She goes by V Rae, the initial of her first name and then her middle name. There's something succinct but also mysterious about her moniker, as if she's pared it down to just the essential elements – and that may very well be the case. V's large-scale but detailed, intent yet joyful renderings of Alaska's flora and fauna focus on the essence of the object – whether bear, flower or dog – then present it, simultaneously stark and vibrant, against a white background. "I paint expressions," she says, and truly, one could imagine mirth in her black bear's eyes or contentment on her moose's face.

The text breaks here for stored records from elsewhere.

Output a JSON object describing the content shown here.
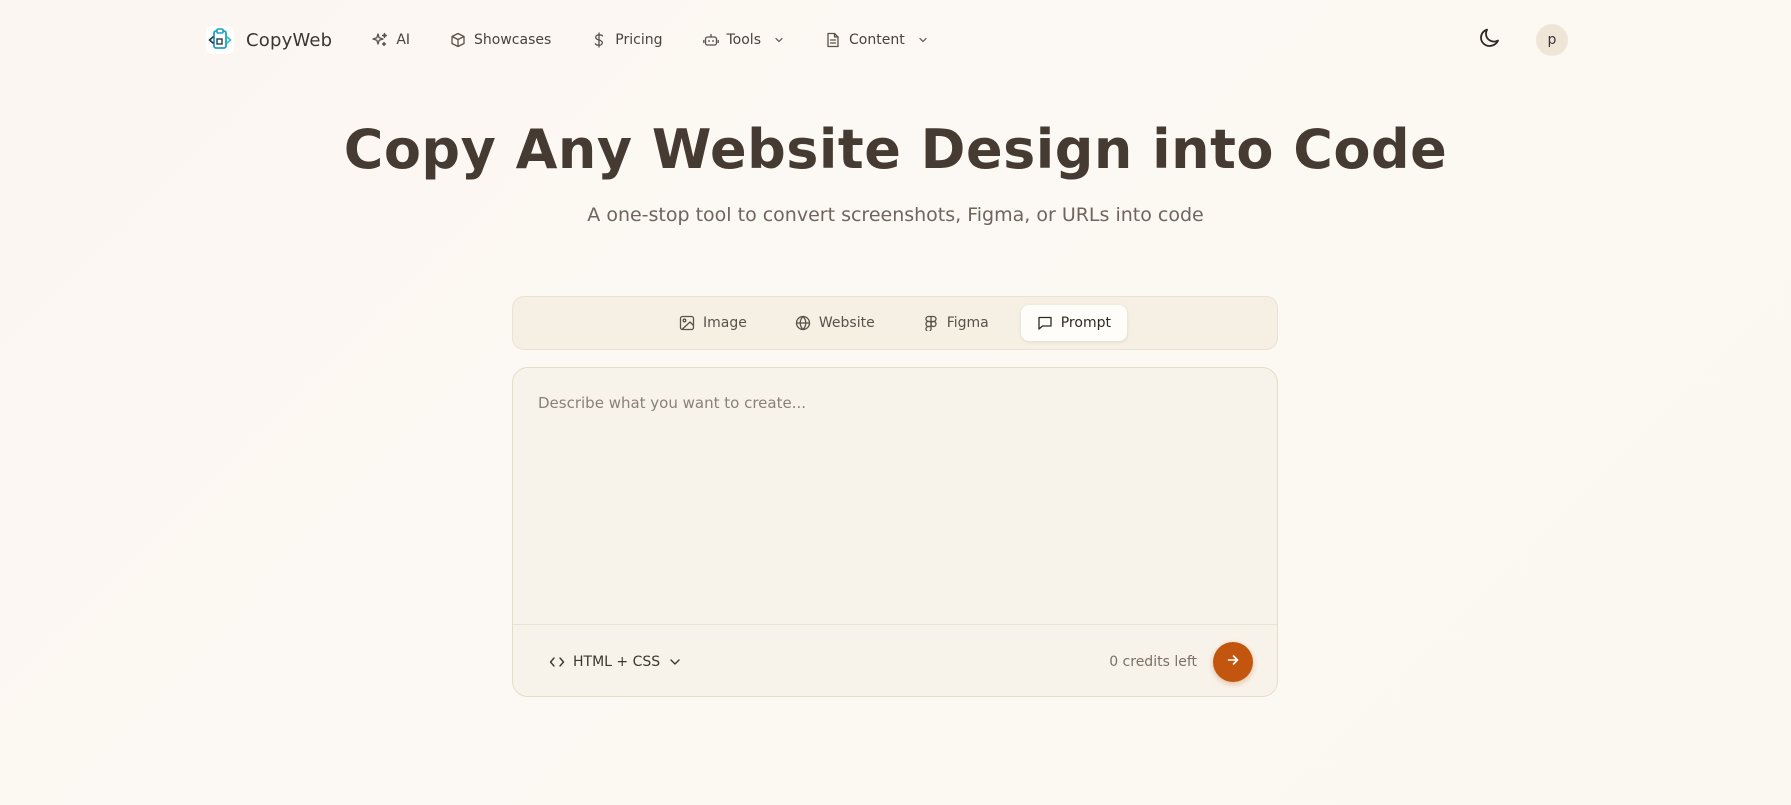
{
  "navbar": {
    "brand": {
      "name": "CopyWeb",
      "logo_icon": "clipboard-code-icon"
    },
    "links": [
      {
        "label": "AI",
        "icon": "sparkles-icon",
        "has_dropdown": false
      },
      {
        "label": "Showcases",
        "icon": "box-icon",
        "has_dropdown": false
      },
      {
        "label": "Pricing",
        "icon": "dollar-icon",
        "has_dropdown": false
      },
      {
        "label": "Tools",
        "icon": "robot-icon",
        "has_dropdown": true
      },
      {
        "label": "Content",
        "icon": "document-icon",
        "has_dropdown": true
      }
    ],
    "theme_toggle_icon": "moon-icon",
    "avatar_initial": "p"
  },
  "hero": {
    "title": "Copy Any Website Design into Code",
    "subtitle": "A one-stop tool to convert screenshots, Figma, or URLs into code"
  },
  "tabs": [
    {
      "label": "Image",
      "icon": "image-icon",
      "active": false
    },
    {
      "label": "Website",
      "icon": "globe-icon",
      "active": false
    },
    {
      "label": "Figma",
      "icon": "figma-icon",
      "active": false
    },
    {
      "label": "Prompt",
      "icon": "chat-icon",
      "active": true
    }
  ],
  "prompt": {
    "placeholder": "Describe what you want to create...",
    "value": "",
    "framework": {
      "selected": "HTML + CSS",
      "icon": "code-icon"
    },
    "credits": "0 credits left",
    "submit_icon": "arrow-right-icon"
  },
  "colors": {
    "accent": "#c2560f",
    "text_primary": "#463b33",
    "text_muted": "#6f655d",
    "background": "#fbf7f1"
  }
}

"I have an affinity for animals," she explains, pointing to various prints of foxes, birds and bears that have frequented her yard. "I can pick them up or get really close and it's been that way since I was young growing up in the wilds of western Montana." Back then, as a child, V painted with her "fun box of watercolors" and then went on to study art at Boise State University. It wasn't until later in her life, though, that she became a working artist. To look at her subjects now – bears, moose, otters, sea lions, whales, shore birds – it's no surprise that a move to Alaska 20 years ago set her on the path to becoming the full-time artist she is today.

Jean Shadrach and Andy Dunham, two other distinguished Alaska artists, helped V discover her true calling. Before meeting these mentors, V says that she painted in a more "realistic" style on smaller canvas, but it was Shadrach who encouraged her towards her current "big and free and colorful" style. "Jean says, 'You were meant to paint big!' She knows things about people, she's intuitive and it changed the course of my life," recalls V. She went home and painted big for the first time, creating what she now calls the "famous moose," a soft lavender, green and blue-hued face of a female moose that still frequents her backyard.

V says that those who buy her art want "something edgy, something different, something colorful" and she is happy to oblige these collectors. "My goal is to foster a connection between people and the things around us," she explains. To facilitate this connection, her paintings highlight colors where others may not see colors – say, the green on a black bear or the purple on a brown sea lion. "I paint the colors reflected off them," she says, noting that green or purple are definitely there and made more obvious when captured in watercolors.

Her paintings are indeed colorful – whether rendered in a subtler, gentle palette like in the famous moose painting, or in whorl upon whorl of vibrant blues, greens, reds, oranges and purples as seen in a painting of a bear peeking around a birch tree. V says the multi-hues bring out the animal's personality.

Where does she find these subjects? They come to her vast backyard, like the bears wandering up from Rabbit Creek, which flows through her property, or she meets them in Prince William Sound. She calls the Sound a "magical place" and she often explores it on the boat she and her husband run out of Whittier.

Originally it was real estate that brought V north, and while she makes a living with her art now, her enduring property-savvy is evidenced by her home that overlooks Potter Marsh and out to Turnagain Arm. The remodel V and her husband completed together is bright, airy and incorporates unique materials like giant North Slope drill bits repurposed as load-bearing beams. V's work space and living space are effortlessly intermingled: she paints on an L-shaped work station near a piano, a huge peace lily and a set of sofas. A hallway gallery leads off the sitting area and circles back around to an open kitchen. In the middle of it all is a square, all-glass atrium with a peaked glass ceiling, perfect for growing tropical plants and for "painting in the winter," says V. Regularly, she is commissioned to paint pet portraits – sometimes with live models and sometimes not – so it was important that her studio space also be friendly to animals and to their people, too. One gets the impression from this home that here art and life, so seamlessly blended, are considered one and the same.

V Rae's work can be viewed at Alaska SeaLife Center, the Alaska Zoo, Virtu Gallery in Anchorage, Caribou Crossings in Juneau, Scanlon Gallery in Ketchikan, or visit vraeart.com